*** Opening of EXERCISE MATERIAL ***

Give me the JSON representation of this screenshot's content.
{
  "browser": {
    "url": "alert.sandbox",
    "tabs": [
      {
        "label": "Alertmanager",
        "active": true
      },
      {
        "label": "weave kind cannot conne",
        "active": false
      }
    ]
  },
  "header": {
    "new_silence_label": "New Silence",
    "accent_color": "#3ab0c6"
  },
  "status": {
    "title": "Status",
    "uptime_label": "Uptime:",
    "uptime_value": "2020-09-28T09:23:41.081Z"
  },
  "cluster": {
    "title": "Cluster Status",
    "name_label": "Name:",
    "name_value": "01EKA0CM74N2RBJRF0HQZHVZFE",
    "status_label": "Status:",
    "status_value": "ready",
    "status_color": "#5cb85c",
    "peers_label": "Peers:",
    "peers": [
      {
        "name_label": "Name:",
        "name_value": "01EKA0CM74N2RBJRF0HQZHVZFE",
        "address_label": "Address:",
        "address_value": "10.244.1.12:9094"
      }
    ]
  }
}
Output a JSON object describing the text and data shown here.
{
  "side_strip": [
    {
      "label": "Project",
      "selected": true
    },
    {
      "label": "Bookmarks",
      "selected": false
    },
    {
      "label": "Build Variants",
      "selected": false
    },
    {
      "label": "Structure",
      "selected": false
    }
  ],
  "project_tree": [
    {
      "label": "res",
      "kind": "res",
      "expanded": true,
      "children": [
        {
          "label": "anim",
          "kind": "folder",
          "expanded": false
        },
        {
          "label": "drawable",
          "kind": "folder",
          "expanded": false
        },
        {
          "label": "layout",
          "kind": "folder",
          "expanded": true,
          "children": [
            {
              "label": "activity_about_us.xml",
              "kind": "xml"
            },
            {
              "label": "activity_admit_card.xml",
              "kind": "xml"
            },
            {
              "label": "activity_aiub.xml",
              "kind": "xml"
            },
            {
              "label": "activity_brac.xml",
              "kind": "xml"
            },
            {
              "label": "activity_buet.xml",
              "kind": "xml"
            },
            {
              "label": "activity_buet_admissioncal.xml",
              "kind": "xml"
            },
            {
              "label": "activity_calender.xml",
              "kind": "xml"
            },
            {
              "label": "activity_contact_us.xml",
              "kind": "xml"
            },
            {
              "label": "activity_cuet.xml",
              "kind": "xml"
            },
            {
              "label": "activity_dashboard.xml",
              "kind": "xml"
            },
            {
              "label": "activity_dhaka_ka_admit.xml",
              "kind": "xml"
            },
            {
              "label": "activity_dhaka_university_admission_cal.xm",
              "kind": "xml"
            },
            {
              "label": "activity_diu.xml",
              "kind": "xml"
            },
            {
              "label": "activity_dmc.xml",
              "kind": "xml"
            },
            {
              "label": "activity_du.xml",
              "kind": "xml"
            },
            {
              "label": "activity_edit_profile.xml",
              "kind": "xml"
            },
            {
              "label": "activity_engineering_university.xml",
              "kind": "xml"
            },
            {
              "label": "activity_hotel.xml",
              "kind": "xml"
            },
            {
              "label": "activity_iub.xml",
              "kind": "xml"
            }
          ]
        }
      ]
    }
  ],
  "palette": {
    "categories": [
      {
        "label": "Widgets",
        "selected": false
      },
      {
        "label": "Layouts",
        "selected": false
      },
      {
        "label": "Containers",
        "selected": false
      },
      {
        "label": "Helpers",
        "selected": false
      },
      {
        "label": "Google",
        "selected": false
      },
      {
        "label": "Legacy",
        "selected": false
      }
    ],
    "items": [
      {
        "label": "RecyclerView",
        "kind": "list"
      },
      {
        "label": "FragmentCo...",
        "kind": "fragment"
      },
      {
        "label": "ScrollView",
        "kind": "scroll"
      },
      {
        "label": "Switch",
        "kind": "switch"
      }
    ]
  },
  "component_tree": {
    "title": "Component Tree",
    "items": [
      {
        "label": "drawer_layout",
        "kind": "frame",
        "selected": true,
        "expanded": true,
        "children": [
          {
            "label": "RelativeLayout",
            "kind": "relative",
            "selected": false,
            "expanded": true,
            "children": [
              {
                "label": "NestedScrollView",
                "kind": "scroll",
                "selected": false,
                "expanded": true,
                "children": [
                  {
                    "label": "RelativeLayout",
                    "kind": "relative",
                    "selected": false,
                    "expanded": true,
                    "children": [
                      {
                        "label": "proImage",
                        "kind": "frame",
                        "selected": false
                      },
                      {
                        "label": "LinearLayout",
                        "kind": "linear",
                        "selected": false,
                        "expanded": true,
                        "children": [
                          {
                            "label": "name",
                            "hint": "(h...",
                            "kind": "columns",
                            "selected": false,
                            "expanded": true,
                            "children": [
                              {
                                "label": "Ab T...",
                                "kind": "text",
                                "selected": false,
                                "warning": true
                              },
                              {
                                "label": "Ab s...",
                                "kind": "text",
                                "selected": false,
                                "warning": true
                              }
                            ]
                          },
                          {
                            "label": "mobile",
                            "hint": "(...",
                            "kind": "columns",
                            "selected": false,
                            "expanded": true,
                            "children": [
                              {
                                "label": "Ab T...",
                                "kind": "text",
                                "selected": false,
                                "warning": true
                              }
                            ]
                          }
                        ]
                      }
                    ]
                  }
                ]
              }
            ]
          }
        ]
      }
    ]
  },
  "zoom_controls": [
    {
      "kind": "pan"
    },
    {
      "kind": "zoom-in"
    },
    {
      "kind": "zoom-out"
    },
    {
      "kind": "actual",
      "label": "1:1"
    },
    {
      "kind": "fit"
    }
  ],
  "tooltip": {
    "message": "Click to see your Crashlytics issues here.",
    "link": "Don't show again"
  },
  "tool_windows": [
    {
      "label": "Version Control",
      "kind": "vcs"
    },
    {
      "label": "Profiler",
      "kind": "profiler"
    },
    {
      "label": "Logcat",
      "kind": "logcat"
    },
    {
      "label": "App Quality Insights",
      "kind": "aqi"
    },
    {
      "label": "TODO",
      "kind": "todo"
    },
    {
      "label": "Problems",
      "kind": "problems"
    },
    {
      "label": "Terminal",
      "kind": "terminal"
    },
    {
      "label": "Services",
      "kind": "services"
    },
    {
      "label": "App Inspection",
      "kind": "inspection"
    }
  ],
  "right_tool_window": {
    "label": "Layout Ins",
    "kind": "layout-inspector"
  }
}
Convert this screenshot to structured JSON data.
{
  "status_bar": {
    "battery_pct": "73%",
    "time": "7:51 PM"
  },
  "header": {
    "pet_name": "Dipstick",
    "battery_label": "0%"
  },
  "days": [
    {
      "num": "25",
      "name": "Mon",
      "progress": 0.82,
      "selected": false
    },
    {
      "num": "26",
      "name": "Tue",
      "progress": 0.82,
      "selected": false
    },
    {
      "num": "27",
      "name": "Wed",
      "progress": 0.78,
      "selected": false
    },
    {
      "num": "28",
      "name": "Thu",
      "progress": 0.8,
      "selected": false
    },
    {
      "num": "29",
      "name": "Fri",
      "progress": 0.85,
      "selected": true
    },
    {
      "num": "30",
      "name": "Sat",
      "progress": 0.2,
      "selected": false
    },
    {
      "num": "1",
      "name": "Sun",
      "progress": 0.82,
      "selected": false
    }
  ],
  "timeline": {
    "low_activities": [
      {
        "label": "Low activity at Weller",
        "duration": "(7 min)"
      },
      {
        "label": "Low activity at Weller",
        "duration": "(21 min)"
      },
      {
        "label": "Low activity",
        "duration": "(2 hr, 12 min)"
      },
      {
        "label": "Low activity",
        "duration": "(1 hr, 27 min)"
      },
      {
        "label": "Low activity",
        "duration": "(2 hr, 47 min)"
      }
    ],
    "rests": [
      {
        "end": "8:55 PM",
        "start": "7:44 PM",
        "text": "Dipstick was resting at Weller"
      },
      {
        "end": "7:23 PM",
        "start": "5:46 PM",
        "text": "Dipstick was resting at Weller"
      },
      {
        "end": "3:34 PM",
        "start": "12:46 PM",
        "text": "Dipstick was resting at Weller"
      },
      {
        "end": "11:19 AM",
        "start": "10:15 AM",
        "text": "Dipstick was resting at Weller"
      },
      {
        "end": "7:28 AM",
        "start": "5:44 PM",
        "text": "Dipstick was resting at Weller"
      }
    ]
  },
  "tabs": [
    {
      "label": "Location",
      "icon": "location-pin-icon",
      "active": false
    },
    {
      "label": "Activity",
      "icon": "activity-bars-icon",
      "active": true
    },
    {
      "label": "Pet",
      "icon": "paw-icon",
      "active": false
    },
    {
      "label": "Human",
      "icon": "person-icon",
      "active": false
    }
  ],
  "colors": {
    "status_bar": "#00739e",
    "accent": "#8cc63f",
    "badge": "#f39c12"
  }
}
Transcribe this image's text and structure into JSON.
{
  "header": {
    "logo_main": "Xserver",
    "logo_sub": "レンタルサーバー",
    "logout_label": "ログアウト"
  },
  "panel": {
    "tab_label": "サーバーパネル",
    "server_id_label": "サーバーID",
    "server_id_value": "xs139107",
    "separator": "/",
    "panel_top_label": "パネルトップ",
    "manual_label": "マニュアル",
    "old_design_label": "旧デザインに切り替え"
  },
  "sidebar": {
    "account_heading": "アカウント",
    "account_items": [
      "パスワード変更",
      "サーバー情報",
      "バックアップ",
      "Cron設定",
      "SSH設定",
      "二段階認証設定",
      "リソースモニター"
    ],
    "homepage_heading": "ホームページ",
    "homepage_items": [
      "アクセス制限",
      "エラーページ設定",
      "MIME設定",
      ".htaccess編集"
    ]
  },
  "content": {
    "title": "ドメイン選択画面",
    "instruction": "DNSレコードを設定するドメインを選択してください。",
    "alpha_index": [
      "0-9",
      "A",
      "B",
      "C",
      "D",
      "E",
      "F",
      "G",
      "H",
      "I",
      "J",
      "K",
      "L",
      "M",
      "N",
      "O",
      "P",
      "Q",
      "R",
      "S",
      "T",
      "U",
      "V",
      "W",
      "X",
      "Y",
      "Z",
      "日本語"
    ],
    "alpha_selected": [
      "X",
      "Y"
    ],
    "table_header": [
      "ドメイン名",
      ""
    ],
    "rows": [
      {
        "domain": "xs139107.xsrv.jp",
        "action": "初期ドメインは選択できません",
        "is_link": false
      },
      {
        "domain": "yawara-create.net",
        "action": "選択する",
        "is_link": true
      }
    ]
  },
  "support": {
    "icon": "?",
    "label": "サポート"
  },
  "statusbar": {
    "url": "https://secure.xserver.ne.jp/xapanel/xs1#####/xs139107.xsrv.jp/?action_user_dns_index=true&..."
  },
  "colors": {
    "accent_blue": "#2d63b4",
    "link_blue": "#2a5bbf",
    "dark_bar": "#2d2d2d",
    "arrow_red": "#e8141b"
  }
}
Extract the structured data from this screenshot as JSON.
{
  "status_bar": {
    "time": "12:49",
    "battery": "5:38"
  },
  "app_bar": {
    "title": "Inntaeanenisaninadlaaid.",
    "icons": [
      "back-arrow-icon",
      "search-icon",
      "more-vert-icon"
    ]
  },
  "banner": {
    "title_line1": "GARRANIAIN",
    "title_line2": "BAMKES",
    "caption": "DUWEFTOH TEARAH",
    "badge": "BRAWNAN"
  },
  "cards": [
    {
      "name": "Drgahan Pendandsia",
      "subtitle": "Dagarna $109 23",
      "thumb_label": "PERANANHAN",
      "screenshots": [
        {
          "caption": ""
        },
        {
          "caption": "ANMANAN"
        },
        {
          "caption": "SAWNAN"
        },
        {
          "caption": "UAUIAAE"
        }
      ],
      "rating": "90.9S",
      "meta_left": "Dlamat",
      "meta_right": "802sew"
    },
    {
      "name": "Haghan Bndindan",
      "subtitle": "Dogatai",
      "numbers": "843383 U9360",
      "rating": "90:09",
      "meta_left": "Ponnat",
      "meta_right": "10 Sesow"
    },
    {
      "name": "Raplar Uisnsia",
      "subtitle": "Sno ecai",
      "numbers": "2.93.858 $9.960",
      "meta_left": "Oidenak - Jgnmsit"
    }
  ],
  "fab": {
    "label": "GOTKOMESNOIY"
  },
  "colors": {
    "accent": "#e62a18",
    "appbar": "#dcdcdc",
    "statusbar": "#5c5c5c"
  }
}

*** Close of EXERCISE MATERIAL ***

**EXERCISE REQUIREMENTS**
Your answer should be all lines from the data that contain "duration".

**SOLUTION**
        "duration": "(7 min)"
        "duration": "(21 min)"
        "duration": "(2 hr, 12 min)"
        "duration": "(1 hr, 27 min)"
        "duration": "(2 hr, 47 min)"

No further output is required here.